Going down more, you notice a break in the page where it notes “older than today” for older listings. This isn’t a big issue, but think about it from a reader’s perspective. It’s either going to not affect them or it’s going to make them think less of the older listings. For example, they may not bother contacting the person because they figure it’s already sold. So putting something like this may not be necessary.

Then it closes off with four more paid ads. They are blocking the page number buttons, which is definitely inconvenient. It probably wouldn’t hurt just fixing the page number buttons to right under the last listing, then putting ads below that. If an ad is worth clicking, it will get clicked on.

Kijiji

Kijiji is a huge classifieds website. Kijiji is to Canada what Gumtree is to the UK.

This is what you see when you look for gaming computers.

You will notice that the color scheme is different, but the design is still much of the same. The ads aren’t as prominent. There’s a large landscape ad based on an image, which isn’t too distracting. The related search tags aren’t very valuable for this search, but it probably works well for other purposes such as house rentals.

Kijiji has three paid ads before you get to the listings. The three I see don’t have images. It’s pretty much an auto-ignore space. The bars separating the ads make it easy enough to not be turned off from them.

The settings are very effective. Users can modify by a specific location. In this case, the particular area of Toronto or a nearby city. All the other modifiers are helpful and simple.

Now onto the actual listings. You have an easy to read title, price, and location. The primary picture for the ad could be bigger – it would look nicer if the star was under the price or location and the picture took up the whole square. Other than that, the time of posting (ex. <2 hours ago, <4 hours ago, 2 days ago) is extremely convenient. This gets viewers impulses going, with responses like, “Oh, it was just listed two hours ago, there’s still a chance it’s available!”

Doing Something Different

Designing a classifieds website really is about doing something different. Otherwise, there will be no reason for anyone to bother with your empty listings. Hopefully looking at these two websites gives you a bit better of an idea of the fundamentals that work and the detracting factors that are better off left out.

If you’re onto the growth stage, here’s one invaluable suggestion for getting some listings up so people actually bother posting.

Contact local thrift shops and hock shops. Let them know that you just finished making a classifieds website. It will soon have a mass marketing campaign to attract users. Be straightforward by explaining you want some real listings up first, not fake ones. Suggest to them that you raid their inventory to put up listings of their stuff. You could even go in and take pictures of everything, do the descriptions yourself, just to automate it on their end.

The main issue they would have is updating when the items are sold. To eliminate this concern, you can always suggest to manage the ads yourself. You can set up an email address with dual access. Allowing them the access means they can take it over if your classifieds website pays off. You can keep an eye on emails and discuss with potential buyers. If someone is interested, just give the shop owner a quick call to confirm the item is available and send the buyer on his way.

There are many ways to go about designing a classifieds website, but you really have to be thoughtful.
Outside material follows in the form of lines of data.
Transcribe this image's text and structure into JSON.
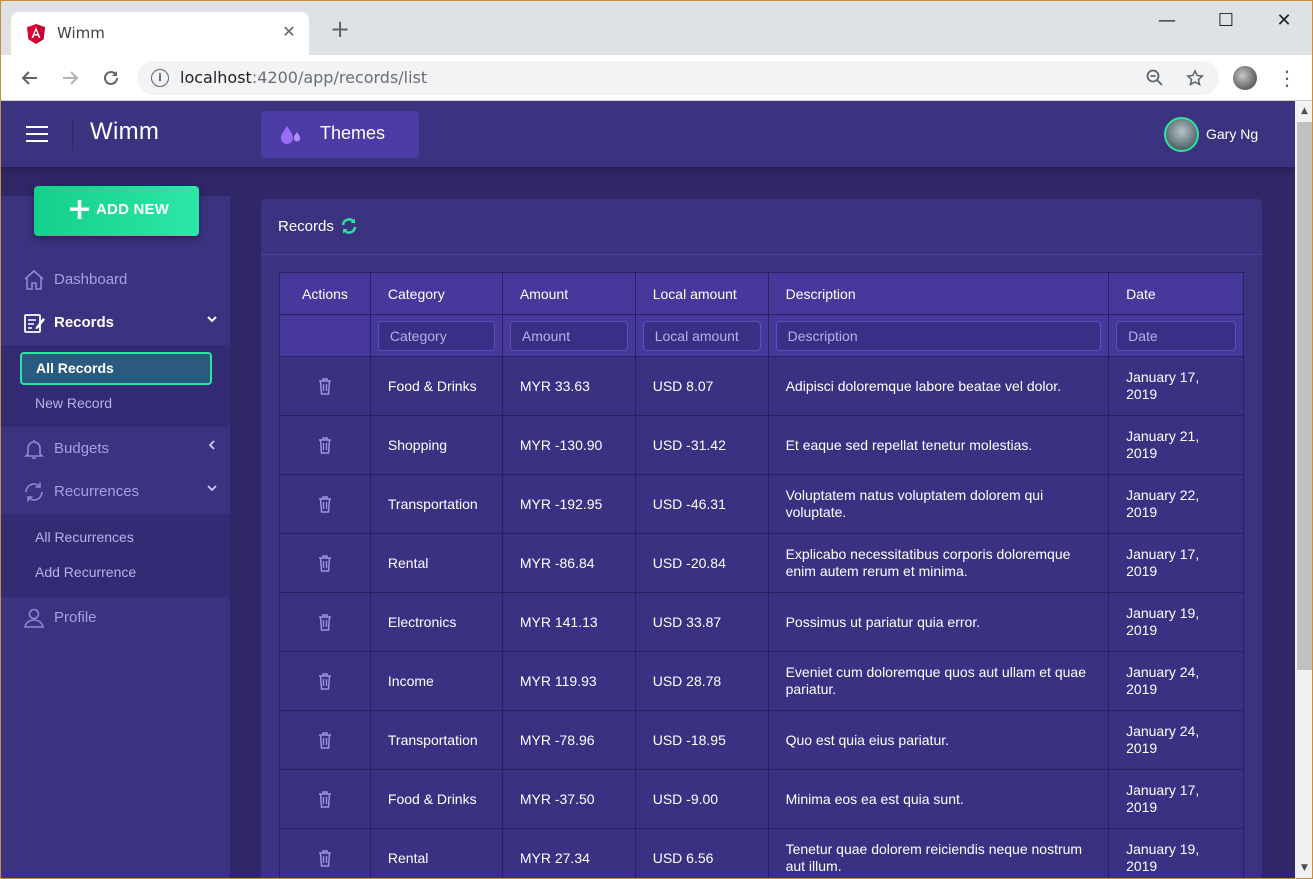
{
  "browser": {
    "tab_title": "Wimm",
    "tab_close": "✕",
    "new_tab": "+",
    "url_host": "localhost",
    "url_rest": ":4200/app/records/list",
    "minimize": "—",
    "maximize": "☐",
    "close": "✕"
  },
  "header": {
    "brand": "Wimm",
    "themes_label": "Themes",
    "user_name": "Gary Ng"
  },
  "sidebar": {
    "add_new": "ADD NEW",
    "items": {
      "dashboard": "Dashboard",
      "records": "Records",
      "budgets": "Budgets",
      "recurrences": "Recurrences",
      "profile": "Profile"
    },
    "records_sub": [
      "All Records",
      "New Record"
    ],
    "recurrences_sub": [
      "All Recurrences",
      "Add Recurrence"
    ]
  },
  "card": {
    "title": "Records"
  },
  "table": {
    "columns": [
      "Actions",
      "Category",
      "Amount",
      "Local amount",
      "Description",
      "Date"
    ],
    "filters": [
      "Category",
      "Amount",
      "Local amount",
      "Description",
      "Date"
    ],
    "rows": [
      {
        "category": "Food & Drinks",
        "amount": "MYR 33.63",
        "local": "USD 8.07",
        "description": "Adipisci doloremque labore beatae vel dolor.",
        "date": "January 17, 2019"
      },
      {
        "category": "Shopping",
        "amount": "MYR -130.90",
        "local": "USD -31.42",
        "description": "Et eaque sed repellat tenetur molestias.",
        "date": "January 21, 2019"
      },
      {
        "category": "Transportation",
        "amount": "MYR -192.95",
        "local": "USD -46.31",
        "description": "Voluptatem natus voluptatem dolorem qui voluptate.",
        "date": "January 22, 2019"
      },
      {
        "category": "Rental",
        "amount": "MYR -86.84",
        "local": "USD -20.84",
        "description": "Explicabo necessitatibus corporis doloremque enim autem rerum et minima.",
        "date": "January 17, 2019"
      },
      {
        "category": "Electronics",
        "amount": "MYR 141.13",
        "local": "USD 33.87",
        "description": "Possimus ut pariatur quia error.",
        "date": "January 19, 2019"
      },
      {
        "category": "Income",
        "amount": "MYR 119.93",
        "local": "USD 28.78",
        "description": "Eveniet cum doloremque quos aut ullam et quae pariatur.",
        "date": "January 24, 2019"
      },
      {
        "category": "Transportation",
        "amount": "MYR -78.96",
        "local": "USD -18.95",
        "description": "Quo est quia eius pariatur.",
        "date": "January 24, 2019"
      },
      {
        "category": "Food & Drinks",
        "amount": "MYR -37.50",
        "local": "USD -9.00",
        "description": "Minima eos ea est quia sunt.",
        "date": "January 17, 2019"
      },
      {
        "category": "Rental",
        "amount": "MYR 27.34",
        "local": "USD 6.56",
        "description": "Tenetur quae dolorem reiciendis neque nostrum aut illum.",
        "date": "January 19, 2019"
      }
    ]
  },
  "colors": {
    "accent": "#29e5a0",
    "header_bg": "#3c3380",
    "page_bg": "#2f2766",
    "table_head": "#47399c"
  }
}
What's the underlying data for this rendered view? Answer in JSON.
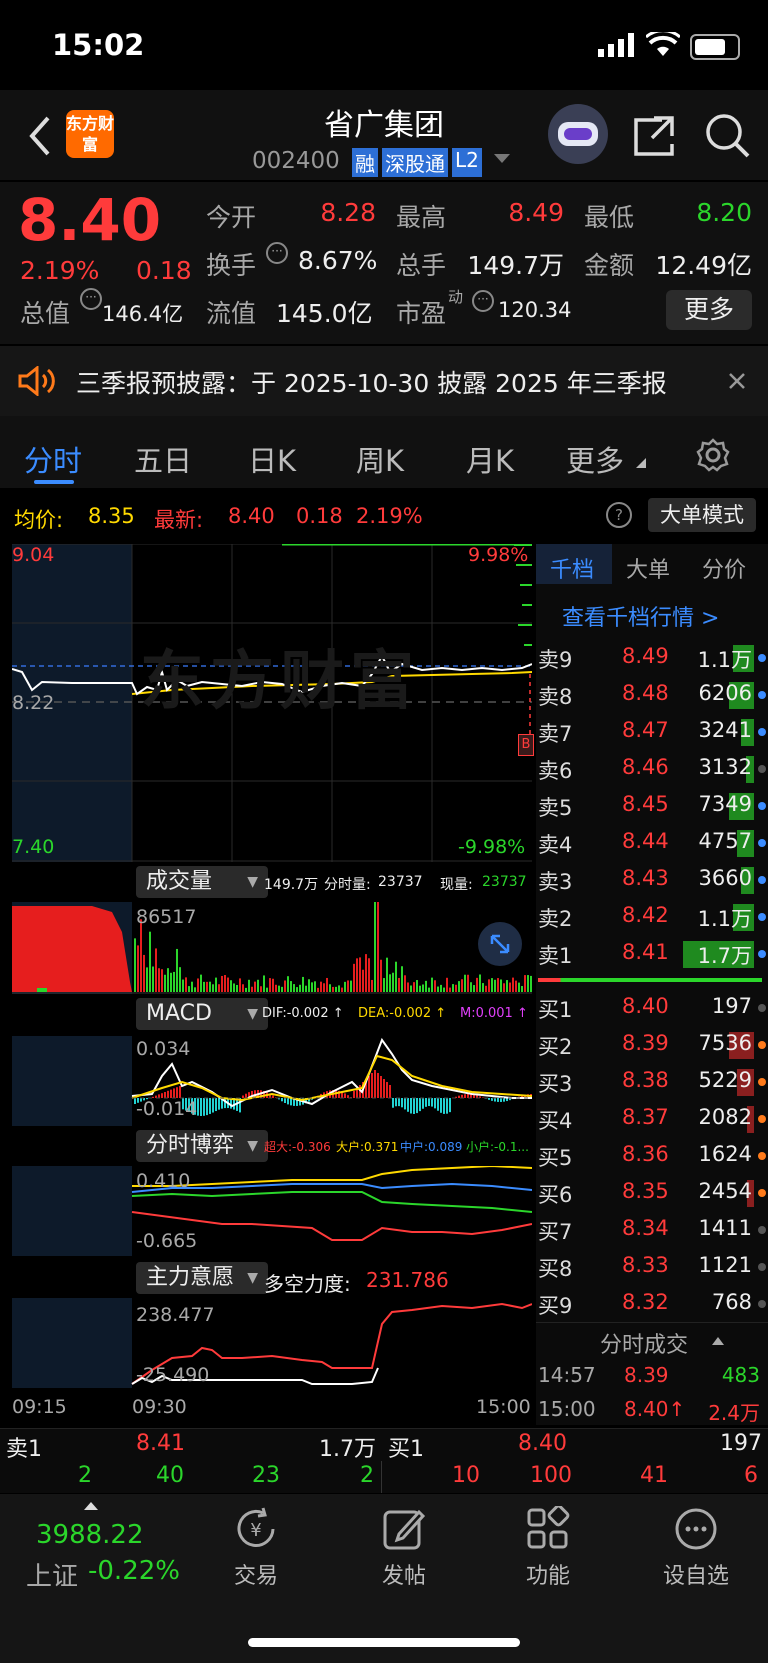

Every little thing, even the default amount of listings shown per page, has to be considered. While the website itself is basic, but a lot of programming and psychological consideration has to be made for it to be a success.

Boris Dzhingarov
Boris Dzhingarov is an author for the 'corePHP' blog. Business technology news, views and insights. Boris is a Hawaii based seo consultant, he has written many online publications about marketing trends. Boris also consults other Businesses on how to handle their online marketing campaigns and make them more successful and efficient. He also heads up 28 of her own blogs, 4 of which are currently viral due to the nature and quality of the content.